In the inevitable event that Queen Elizabeth passes, a plan called "Operation London Bridge" will commence. A detailed play-by-play by Politico notes that the day of her death will be called "D-Day" and the news will first be cascaded to the prime minister, the cabinet secretary, and some senior ministers and officials. Sir Christopher Geidt, who is the queen's private secretary, will be the one tasked to inform these parties. The code "London Bridge" will be used to prevent the word from getting out fast. Similarly, the term "Hyde Park Corner" was used when George VI passed 65 years ago to prevent switchboard operators from getting wind of the news.

The news of the queen's death will be announced to the public via the Press Association. Consequently, an elaborate social media strategy will also take place, with the royal family's website issuing a short statement, and the GOV.UK website and official social media accounts switching to a black banner. Other news and retweets will be banned for the time being.

The royal family and prime minister will then issue their respective statements, while the Ministry of Defense will conduct a gun salute. At approximately 6 P.M. the new king, King Charles, will be expected to address the nation.

Will Prince Charles immediately become king?

The Guardian, which also reported Operation London Bridge in great detail, underscored how "much of the work on London Bridge has focused on the precise choreography of Charles's accession." After all, he has waited far longer to ascend to the throne longer than any heir.

On D+1, the day after the queen's death and his first address to the nation, Charles is expected to be proclaimed king at 11 A.M. He will "carry out the first official duties of his reign, swearing to protect the Church in Scotland, and speaking of the heavy burden that is now his." Since royals can choose their name upon ascending to the throne, Prince Charles has the option to either change or keep his own name. If he does the latter, he will be known as King Charles III, while Prince William, the Duke of Cambridge and second in line to the throne, will become the new Prince of Wales.

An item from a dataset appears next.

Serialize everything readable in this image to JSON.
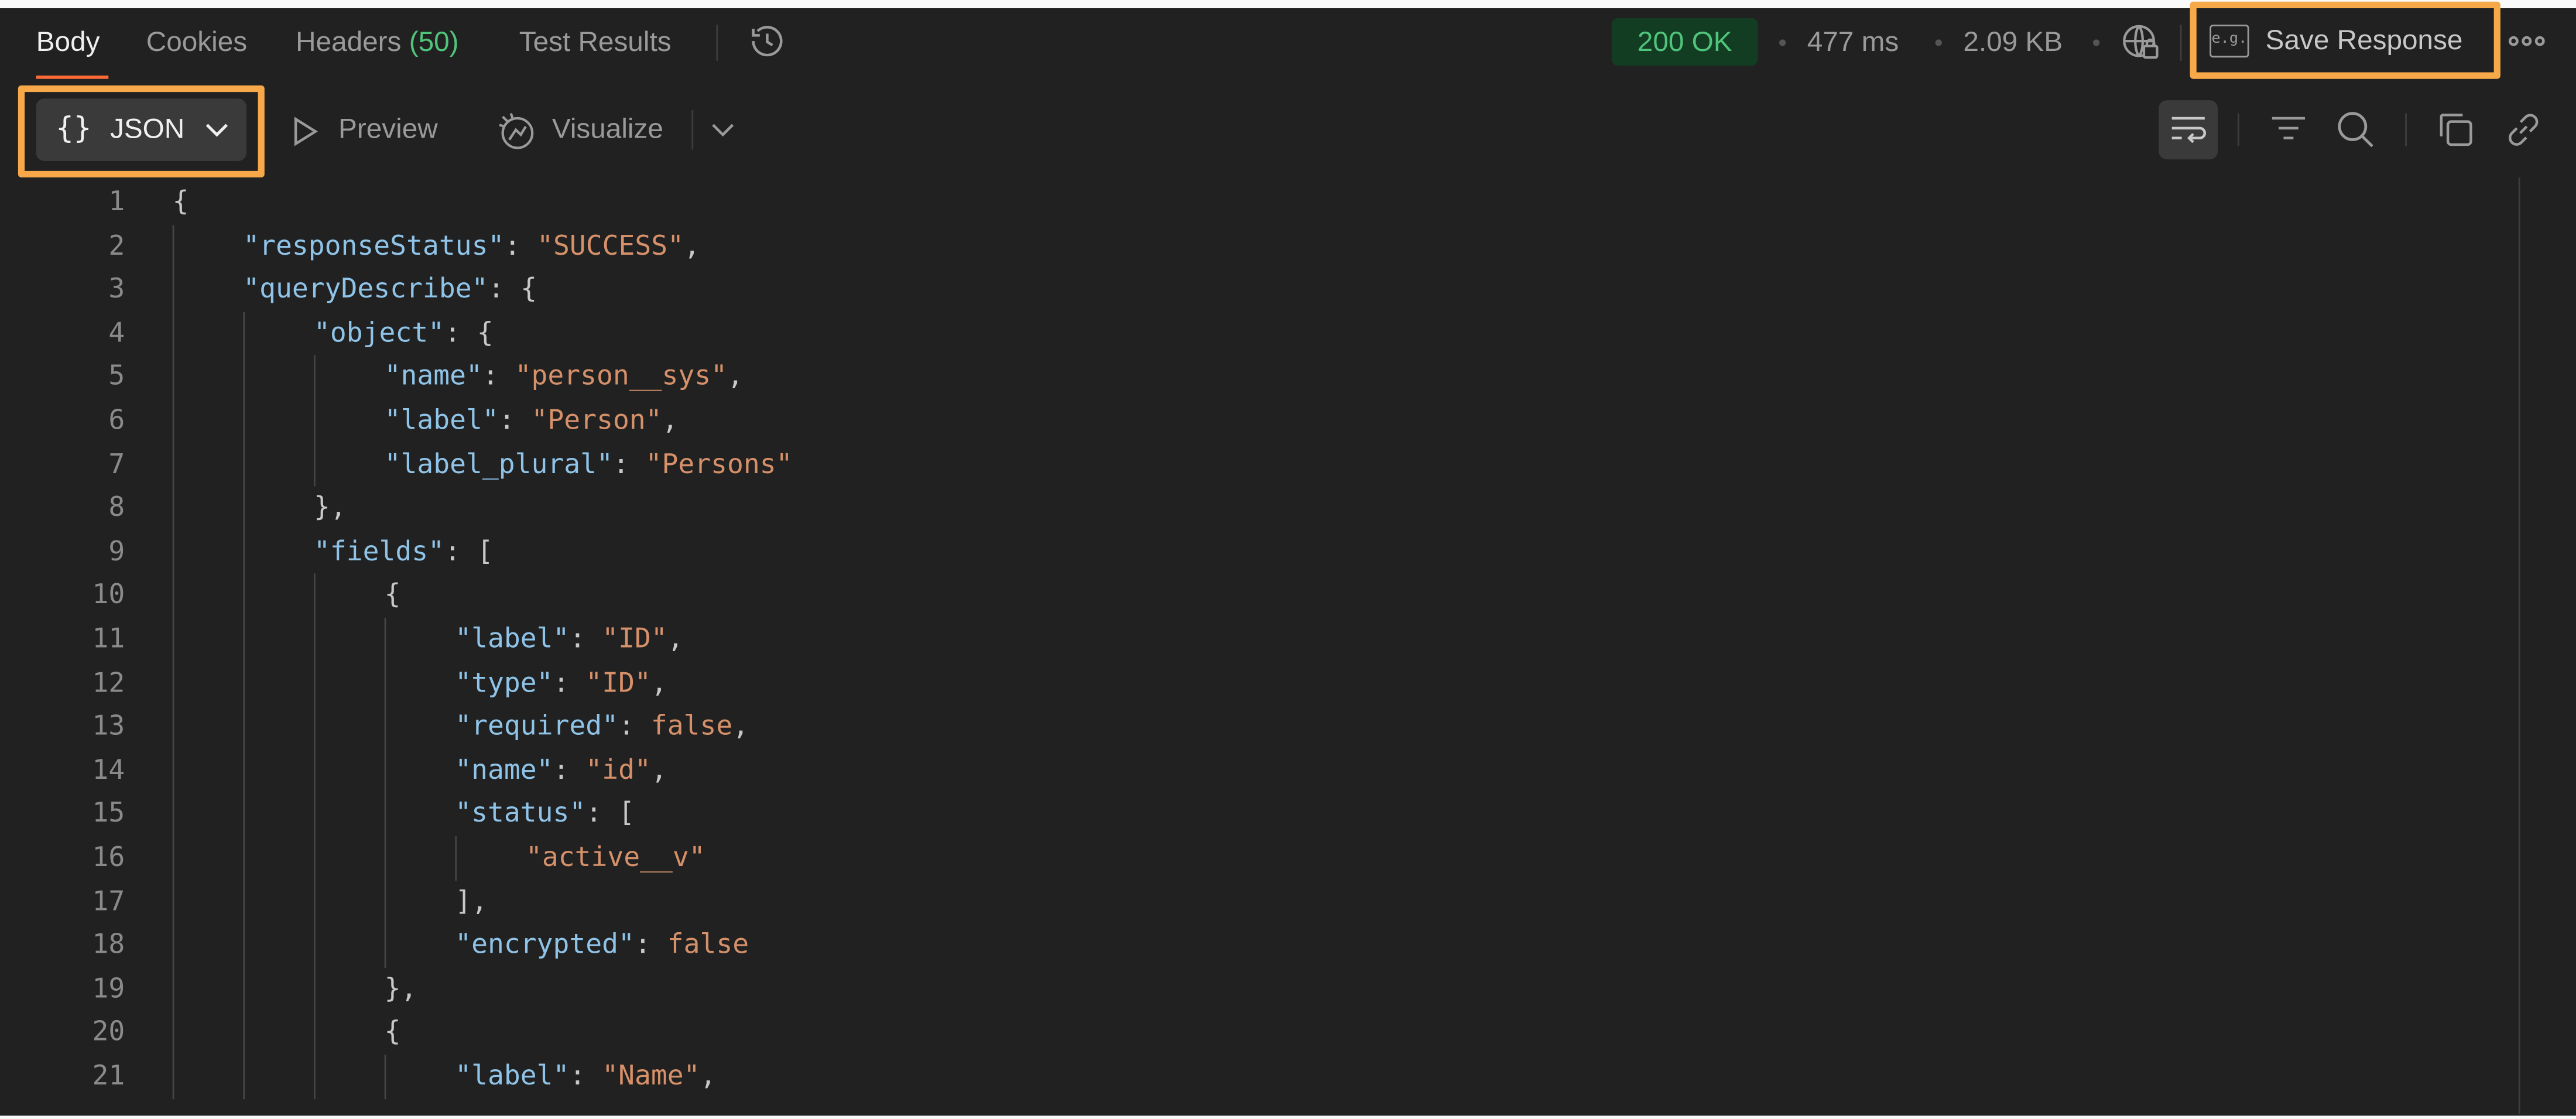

A source told Us Weekly that both Prince Charles and Prince William are excited about what's ahead of them and are planning to "guide each other" along the way. "[Charles] will ensure that his son is up to speed the ins and outs of the royal family on a deeper level and William will help Charles come up with new, fresh ideas about modernizing the monarchy," the insider noted. They want nothing more than "to be as fully prepared as possible" before assuming their new roles.